In Kansas, Landon had won the governorship against the Democratic tides of 1932 and 1934, and he represented the reform wing of his state party. Early on, the Kansas City Star's Roy Roberts started plugging Landon for president, emphasizing his strong opposition to FDR's deficit spending. The new owner of The Washington Post, Eugene Meyer, and his wife Agnes by now were disenchanted with FDR's ''fiscal irresponsibility,'' and they found Landon an attractive alternative. The Post became a major backer in spreading the word in the East.

At age 48, Landon was nominated on the first ballot at the June convention in Cleveland. His running mate was Chicago Daily News publisher Frank Knox.

For a while it looked as if he truly might have a chance after the first post-conventions Gallup poll gave FDR only 51.8 percent to Landon's 48.2, with an electoral-vote majority for the Republican. The Post editorially foresaw ''the closest election since 1916.''

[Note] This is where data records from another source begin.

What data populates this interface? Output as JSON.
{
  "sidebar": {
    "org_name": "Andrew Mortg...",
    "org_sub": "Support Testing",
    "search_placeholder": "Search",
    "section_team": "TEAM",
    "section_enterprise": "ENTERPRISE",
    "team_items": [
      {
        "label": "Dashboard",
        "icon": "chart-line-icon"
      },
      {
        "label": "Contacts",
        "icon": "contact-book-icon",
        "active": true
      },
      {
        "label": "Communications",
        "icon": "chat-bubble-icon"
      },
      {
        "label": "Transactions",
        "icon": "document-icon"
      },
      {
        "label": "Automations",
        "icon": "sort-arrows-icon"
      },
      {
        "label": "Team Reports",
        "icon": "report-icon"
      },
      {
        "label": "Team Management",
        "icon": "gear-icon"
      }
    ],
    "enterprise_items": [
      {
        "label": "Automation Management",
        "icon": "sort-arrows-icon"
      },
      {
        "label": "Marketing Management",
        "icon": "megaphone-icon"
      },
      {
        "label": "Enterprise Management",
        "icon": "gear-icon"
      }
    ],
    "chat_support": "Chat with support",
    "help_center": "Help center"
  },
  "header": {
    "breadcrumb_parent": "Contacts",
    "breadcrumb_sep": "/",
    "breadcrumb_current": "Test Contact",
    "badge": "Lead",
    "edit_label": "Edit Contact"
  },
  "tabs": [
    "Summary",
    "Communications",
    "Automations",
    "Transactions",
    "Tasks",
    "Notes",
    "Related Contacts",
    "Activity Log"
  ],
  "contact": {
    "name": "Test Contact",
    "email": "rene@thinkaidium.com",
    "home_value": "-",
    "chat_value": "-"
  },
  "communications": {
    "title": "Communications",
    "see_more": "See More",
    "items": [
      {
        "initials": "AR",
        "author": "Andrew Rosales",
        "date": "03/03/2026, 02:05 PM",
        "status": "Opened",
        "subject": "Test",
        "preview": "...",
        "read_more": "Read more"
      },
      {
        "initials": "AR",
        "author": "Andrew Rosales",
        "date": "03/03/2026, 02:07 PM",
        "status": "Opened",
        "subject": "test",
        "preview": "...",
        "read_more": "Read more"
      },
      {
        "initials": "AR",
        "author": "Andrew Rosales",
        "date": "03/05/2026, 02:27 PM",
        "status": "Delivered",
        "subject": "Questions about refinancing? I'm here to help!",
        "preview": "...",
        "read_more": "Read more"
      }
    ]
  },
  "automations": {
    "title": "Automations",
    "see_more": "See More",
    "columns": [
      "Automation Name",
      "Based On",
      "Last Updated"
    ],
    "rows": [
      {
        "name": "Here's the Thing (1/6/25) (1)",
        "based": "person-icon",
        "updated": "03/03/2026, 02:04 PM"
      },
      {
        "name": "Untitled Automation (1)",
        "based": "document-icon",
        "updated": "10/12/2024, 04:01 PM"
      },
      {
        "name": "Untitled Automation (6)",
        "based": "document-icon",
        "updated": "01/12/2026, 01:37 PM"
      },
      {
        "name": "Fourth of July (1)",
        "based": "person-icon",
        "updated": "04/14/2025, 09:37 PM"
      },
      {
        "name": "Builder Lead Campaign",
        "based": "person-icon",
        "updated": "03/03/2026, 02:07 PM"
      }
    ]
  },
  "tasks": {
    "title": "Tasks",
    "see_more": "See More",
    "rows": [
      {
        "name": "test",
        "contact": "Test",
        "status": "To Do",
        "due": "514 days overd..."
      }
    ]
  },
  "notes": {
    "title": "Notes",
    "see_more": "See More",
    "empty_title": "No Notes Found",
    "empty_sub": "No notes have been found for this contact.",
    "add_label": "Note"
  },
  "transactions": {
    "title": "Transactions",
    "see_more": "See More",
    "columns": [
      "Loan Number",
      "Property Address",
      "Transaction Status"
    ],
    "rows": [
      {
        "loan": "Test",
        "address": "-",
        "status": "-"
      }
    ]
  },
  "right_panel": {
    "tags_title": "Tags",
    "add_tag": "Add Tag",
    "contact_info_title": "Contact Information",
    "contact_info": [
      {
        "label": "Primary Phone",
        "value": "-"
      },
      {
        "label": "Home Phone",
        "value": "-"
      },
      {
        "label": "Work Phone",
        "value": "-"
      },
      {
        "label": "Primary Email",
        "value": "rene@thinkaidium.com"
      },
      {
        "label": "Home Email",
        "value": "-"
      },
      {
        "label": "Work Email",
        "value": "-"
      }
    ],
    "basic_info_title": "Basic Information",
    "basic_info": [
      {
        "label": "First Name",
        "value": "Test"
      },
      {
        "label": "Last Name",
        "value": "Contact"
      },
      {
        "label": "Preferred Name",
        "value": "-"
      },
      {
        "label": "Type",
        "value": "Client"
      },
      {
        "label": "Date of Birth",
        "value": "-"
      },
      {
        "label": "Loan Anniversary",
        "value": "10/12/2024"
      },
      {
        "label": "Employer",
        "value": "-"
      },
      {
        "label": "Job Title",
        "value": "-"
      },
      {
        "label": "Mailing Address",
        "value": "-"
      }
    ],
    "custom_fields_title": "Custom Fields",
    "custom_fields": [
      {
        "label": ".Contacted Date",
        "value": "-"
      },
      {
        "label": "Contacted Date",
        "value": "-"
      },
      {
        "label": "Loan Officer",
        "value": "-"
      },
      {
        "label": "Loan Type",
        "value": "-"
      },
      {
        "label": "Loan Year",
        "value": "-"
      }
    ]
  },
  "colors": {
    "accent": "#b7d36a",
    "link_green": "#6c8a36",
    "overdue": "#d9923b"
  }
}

But scientific polling then was an infant industry, and GOP politicians of any ability knew different. And so they tried to frighten the voters as Election Day neared with the specter of Social Security. In Toledo, I reported, they began passing out official-looking notices (and tucking them into pay envelopes of blue-collar workers) announcing in ominous words coming ''pay deductions'' because the new system would go into effect next Jan. 1. GOP national chairman J. D. M. Hamilton charged that the New Deal intended to put dog tags around the necks of the 25 million Americans soon to be covered. In the end Gallup did predict a big FDR victory, but the Literary Digest, long an influential wide-circulation magazine, committed publishing suicide by predicting a sweeping Landon win.

As the campaign came to a climax, Landon swung through Toledo, where I had gotten a job as a reporter for the News-Bee (a paper that survived for only two more years). The candidate left his train for a motorcade, and thanks to a News-Bee photographer I have a record of the occasion: a photo of Landon in his convertible and of me, the skeptical kid reporter of 25, standing among others at one side. Some three decades later when I was at The Post I sent the print to the governor in Kansas, asking for an autograph. He proved that the FDR landslide had not deprived him of his sense of humor: ''For Chalmers M. Roberts,'' he wrote, ''his first presidential campaign and he got to Washington. With best wishes, Alf M. Landon.''

On election night the streets of Toledo were thronged as citizens snatched up newspaper extras, though radios by then were common. FDR carried Ohio this time by more than 600,000 votes; nationally he won 60.8 percent of the popular vote to Landon's 36.5, with fragments for minor candidates.

It was back to Kansas for Alf Landon, and he's been there ever since, horseback riding well past his 90th birthday, a cheerful and unembittered Republican. The only thing he couldn't believe, his daughter told me a while back, was that Kansas would ever elect a woman to the Senate, least of all his own daughter.

The political lesson of 1936, however, really has more to do with FDR's second-term landslide than with Landon, the victim. FDR misinterpreted his huge ''mandate'' as a ''go'' for his plan to ''pack'' the Supreme Court, that body of "nine old men," who had been striking down his first-term social legislation as unconstitutional. It was his worst political error, an exercise in the arrogance of power, and compounded by his ''cover story'' that more justices were needed because of the heavy burden of court business.

The whole second-term business sort of reminds me of Richard Nixon's Watergate cover-up after his big ''mandate'' and, once more, of Ronald Reagan's use of his ''mandate'' to do what he wanted to do, public opinion and the Constitution to one side, in what became the Iran-contra affair.

Maybe we ought to institute a ''verdict'' vote at the end of a second presidential term, a sort of ''satisfactory'' or ''unsatisfactory'' pair of boxes to be checked by the voters as they elect his successor. It's the only way I can think of to check the excesses of those ''mandates.'' I wonder if Alf Landon wouldn't like the idea.